What do you do if you uncover unsavoury facts about your ancestral history? How would you feel if you discovered members of your family were slave owners? Or what if you found out your grandfather was a Nazi commander?

Recently the actor Ben Affleck willing participated in a show called Finding Your Roots, where producers trace your family lineage. During this process Affleck discovered that his family history is tied to slavery and he asked to have this information omitted from the show due to shame.

Jennifer Teege, biracial author of My Grandfather Would Have Shot Me, was adopted and discovered that her birth mother’s father was a Nazi commander. She discovered this fact by stumbling upon a book that her birth mother had written about him. She didn’t even know her mother had written a book about the subject and she later discovered her mother didn’t share the book or the details because of shame.

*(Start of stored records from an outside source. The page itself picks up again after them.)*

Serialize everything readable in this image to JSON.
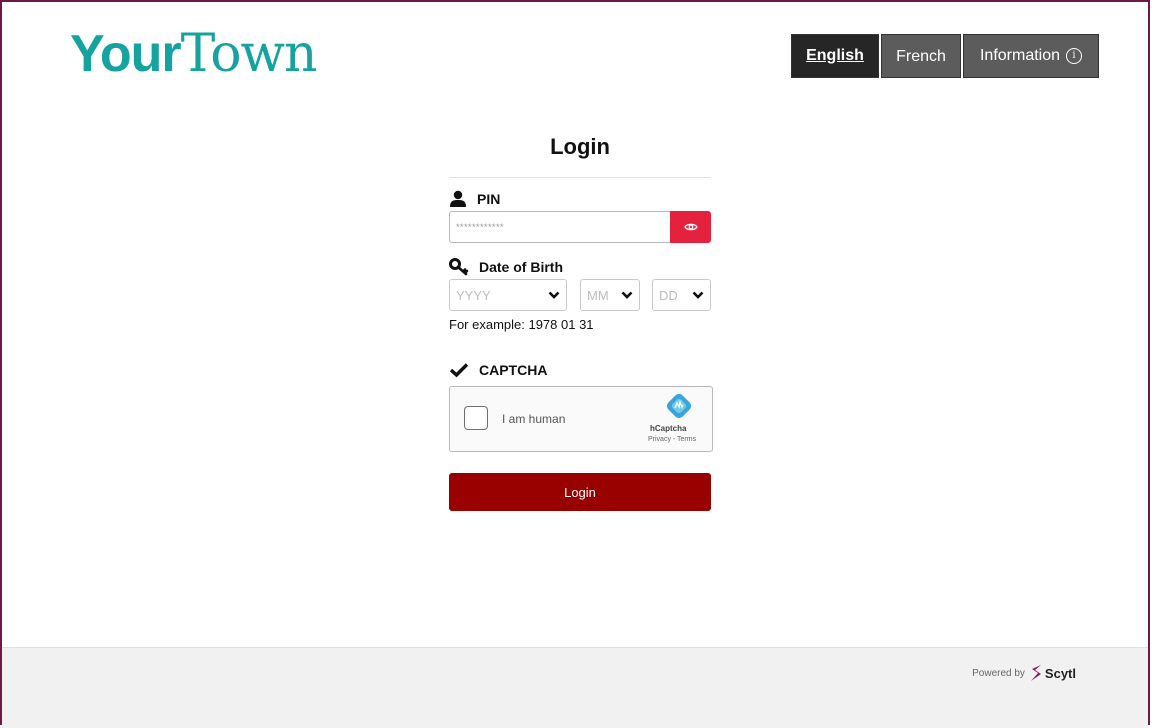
{
  "header": {
    "logo_part1": "Your",
    "logo_part2": "Town",
    "lang_english": "English",
    "lang_french": "French",
    "information": "Information",
    "info_glyph": "i"
  },
  "login": {
    "title": "Login",
    "pin_label": "PIN",
    "pin_placeholder": "************",
    "dob_label": "Date of Birth",
    "year_placeholder": "YYYY",
    "month_placeholder": "MM",
    "day_placeholder": "DD",
    "example": "For example: 1978 01 31",
    "captcha_label": "CAPTCHA",
    "captcha_text": "I am human",
    "hcaptcha_name": "hCaptcha",
    "hcaptcha_links": "Privacy - Terms",
    "submit": "Login"
  },
  "footer": {
    "powered_by": "Powered by",
    "brand": "Scytl"
  },
  "colors": {
    "logo": "#14a39e",
    "frame": "#6b1b46",
    "eye_button": "#e4223e",
    "login_button": "#990000",
    "lang_active": "#262626",
    "lang_inactive": "#5c5c5c"
  },
  "icons": [
    "user-icon",
    "eye-icon",
    "key-icon",
    "chevron-down-icon",
    "checkmark-icon",
    "hcaptcha-logo-icon",
    "scytl-logo-icon",
    "info-icon"
  ]
}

When we discover these things about our roots, we need to realise that the acts of others regardless of whether or not they’re family are not our acts. We can acknowledge this information but not own it and take it on as ours. It is important though to be aware of all of the feelings that arise when you make these discoveries; whether its anger, disappointment, shame, sadness etc. We must feel those feelings and acknowledge them so we can move on and leave the past in the past where it belongs.